> _Element data from apps and pages_:
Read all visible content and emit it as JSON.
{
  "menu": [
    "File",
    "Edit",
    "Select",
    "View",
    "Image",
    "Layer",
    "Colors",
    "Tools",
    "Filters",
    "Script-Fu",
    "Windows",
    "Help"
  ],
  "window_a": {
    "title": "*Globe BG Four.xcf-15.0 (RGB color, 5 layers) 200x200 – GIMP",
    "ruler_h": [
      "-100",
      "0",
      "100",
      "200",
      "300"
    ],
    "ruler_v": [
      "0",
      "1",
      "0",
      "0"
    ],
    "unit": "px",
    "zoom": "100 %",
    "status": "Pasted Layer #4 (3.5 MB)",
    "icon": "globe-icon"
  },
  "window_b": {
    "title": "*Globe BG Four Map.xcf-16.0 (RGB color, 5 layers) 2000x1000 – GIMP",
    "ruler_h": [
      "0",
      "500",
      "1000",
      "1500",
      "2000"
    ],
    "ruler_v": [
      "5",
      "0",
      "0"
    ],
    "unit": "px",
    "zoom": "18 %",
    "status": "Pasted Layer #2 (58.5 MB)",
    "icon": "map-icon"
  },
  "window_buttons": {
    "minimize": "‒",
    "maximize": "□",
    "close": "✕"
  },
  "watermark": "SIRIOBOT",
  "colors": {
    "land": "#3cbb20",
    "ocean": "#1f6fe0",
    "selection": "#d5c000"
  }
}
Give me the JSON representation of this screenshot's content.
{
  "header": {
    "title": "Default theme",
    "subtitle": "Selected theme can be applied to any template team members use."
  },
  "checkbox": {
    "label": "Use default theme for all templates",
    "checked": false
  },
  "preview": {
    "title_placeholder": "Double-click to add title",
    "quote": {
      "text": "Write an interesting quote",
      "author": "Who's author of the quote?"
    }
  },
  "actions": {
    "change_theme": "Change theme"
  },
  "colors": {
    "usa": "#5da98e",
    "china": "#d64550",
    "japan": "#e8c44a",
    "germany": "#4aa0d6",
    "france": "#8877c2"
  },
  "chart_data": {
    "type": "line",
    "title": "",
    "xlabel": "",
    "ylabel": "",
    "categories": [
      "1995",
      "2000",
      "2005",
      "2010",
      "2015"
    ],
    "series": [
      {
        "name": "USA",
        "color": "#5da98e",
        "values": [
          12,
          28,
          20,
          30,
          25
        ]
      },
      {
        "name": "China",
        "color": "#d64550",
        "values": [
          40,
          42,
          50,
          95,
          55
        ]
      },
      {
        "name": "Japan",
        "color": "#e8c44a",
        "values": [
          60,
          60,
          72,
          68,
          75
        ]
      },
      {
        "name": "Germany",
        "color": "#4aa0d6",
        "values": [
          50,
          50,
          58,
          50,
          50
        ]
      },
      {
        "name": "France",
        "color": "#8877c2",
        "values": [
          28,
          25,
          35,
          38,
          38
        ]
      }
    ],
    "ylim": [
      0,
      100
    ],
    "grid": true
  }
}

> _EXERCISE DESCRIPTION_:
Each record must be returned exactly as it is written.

> _ANSWER TO THE PROBLEM_:
Read all visible content and emit it as JSON.
{
  "menu": [
    "File",
    "Edit",
    "Select",
    "View",
    "Image",
    "Layer",
    "Colors",
    "Tools",
    "Filters",
    "Script-Fu",
    "Windows",
    "Help"
  ],
  "window_a": {
    "title": "*Globe BG Four.xcf-15.0 (RGB color, 5 layers) 200x200 – GIMP",
    "ruler_h": [
      "-100",
      "0",
      "100",
      "200",
      "300"
    ],
    "ruler_v": [
      "0",
      "1",
      "0",
      "0"
    ],
    "unit": "px",
    "zoom": "100 %",
    "status": "Pasted Layer #4 (3.5 MB)",
    "icon": "globe-icon"
  },
  "window_b": {
    "title": "*Globe BG Four Map.xcf-16.0 (RGB color, 5 layers) 2000x1000 – GIMP",
    "ruler_h": [
      "0",
      "500",
      "1000",
      "1500",
      "2000"
    ],
    "ruler_v": [
      "5",
      "0",
      "0"
    ],
    "unit": "px",
    "zoom": "18 %",
    "status": "Pasted Layer #2 (58.5 MB)",
    "icon": "map-icon"
  },
  "window_buttons": {
    "minimize": "‒",
    "maximize": "□",
    "close": "✕"
  },
  "watermark": "SIRIOBOT",
  "colors": {
    "land": "#3cbb20",
    "ocean": "#1f6fe0",
    "selection": "#d5c000"
  }
}
Give me the JSON representation of this screenshot's content.
{
  "header": {
    "title": "Default theme",
    "subtitle": "Selected theme can be applied to any template team members use."
  },
  "checkbox": {
    "label": "Use default theme for all templates",
    "checked": false
  },
  "preview": {
    "title_placeholder": "Double-click to add title",
    "quote": {
      "text": "Write an interesting quote",
      "author": "Who's author of the quote?"
    }
  },
  "actions": {
    "change_theme": "Change theme"
  },
  "colors": {
    "usa": "#5da98e",
    "china": "#d64550",
    "japan": "#e8c44a",
    "germany": "#4aa0d6",
    "france": "#8877c2"
  },
  "chart_data": {
    "type": "line",
    "title": "",
    "xlabel": "",
    "ylabel": "",
    "categories": [
      "1995",
      "2000",
      "2005",
      "2010",
      "2015"
    ],
    "series": [
      {
        "name": "USA",
        "color": "#5da98e",
        "values": [
          12,
          28,
          20,
          30,
          25
        ]
      },
      {
        "name": "China",
        "color": "#d64550",
        "values": [
          40,
          42,
          50,
          95,
          55
        ]
      },
      {
        "name": "Japan",
        "color": "#e8c44a",
        "values": [
          60,
          60,
          72,
          68,
          75
        ]
      },
      {
        "name": "Germany",
        "color": "#4aa0d6",
        "values": [
          50,
          50,
          58,
          50,
          50
        ]
      },
      {
        "name": "France",
        "color": "#8877c2",
        "values": [
          28,
          25,
          35,
          38,
          38
        ]
      }
    ],
    "ylim": [
      0,
      100
    ],
    "grid": true
  }
}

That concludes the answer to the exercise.